Step 3. KYC verification of Ultimate Beneficial Owners (UBOs)
UBOs, shareholders, and representatives are required to undergo KYC verification in the system. A wide range of automated KYC checks can be set for each of them. In addition to identity verification, UBOs, shareholders, and representatives can be required to undergo a liveness check, as well as screening against sanctions lists, global watchlists, PEPs lists, adverse media, etc. It depends on the particular KYB flow determined by the customer.
There are various ways for users to proceed with identity verification:
- The user copies a link and sends it to the beneficiary via messenger or email;
- If there is no liveness check in the flow, an authorized representative of the company can provide appropriate documents on behalf of the beneficiaries to complete verification. An authorized representative is an individual whose legal authority to act on behalf of the customer is confirmed by power of attorney.
All verification statuses are updated automatically and the system allows the applicant to re-upload documents and pass checks again. Also, the applicant can see the reasons provided for document resubmissions, pending applications, and incomplete document submissions by beneficiaries
The applicant can see the company structure in the dashboard, including all verified individuals, percentage of ownership, and verification statuses. All this information can be submitted to the regulator in the form of a report.
Step 4. Uploading documents
Companies should upload documents that confirm their legal existence and identify/verify shareholders and beneficiaries. Users may set mandatory documents such as:
- certificate of incorporation/registration;
- memorandum/articles of incorporation/association/ registration;
- excerpt from a state company registry;
- shareholder registry;
- director registry, etc.
The types and number of documents required may vary depending on the business specifics, jurisdiction, etc. The company can check the applicant’s uploaded documents and perform AML and registry checks themselves, or delegate this function to Sumsub’s KYB specialists.
Step 5. Obtaining a company report
The applicant can download the report with the following information:
- all manual and automated checks performed;
- all information from registries, documents, and questionnaires;
- company structure and officers;
- UBOs and corporate documents;
- links to the sources used during the checks (local and international government records, watchlists, sanctions lists, etc).
To sum up, Sumsub’s all-in-one KYB verification solution makes life a lot easier for businesses.
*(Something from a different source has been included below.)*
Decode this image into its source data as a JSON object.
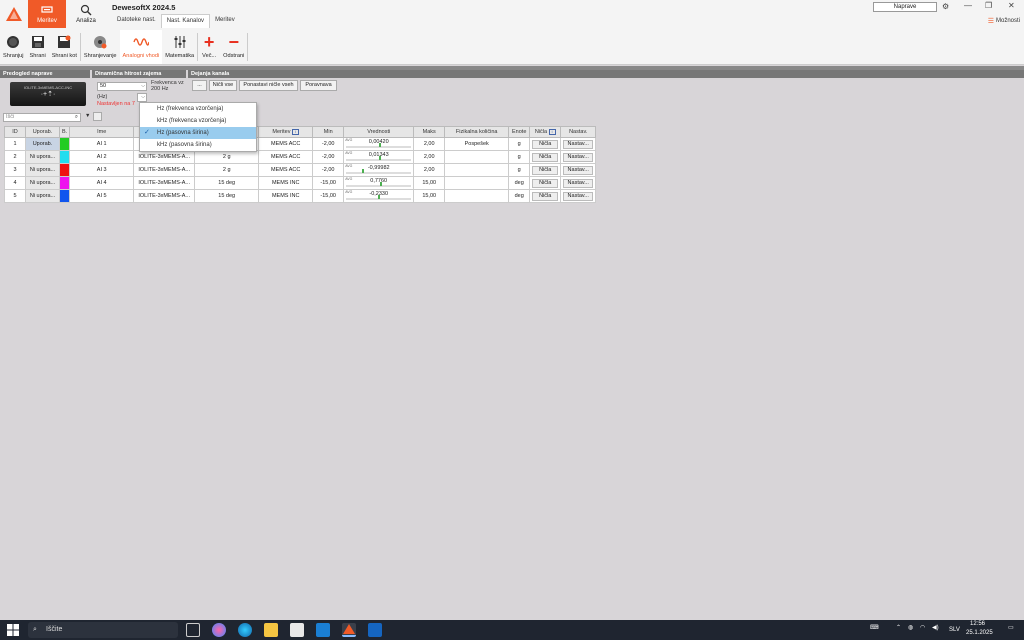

Companies obtain all the data they require ( corporate structures, registry documentation, identified ultimate beneficial owners, etc.) in one straightforward window, with enhanced due diligence KYC available.
As a result, this KYB solution helps businesses confidently onboard counterparts while enabling continuous and automated data re-checks and monitoring services to mitigate risk within existing business relationships.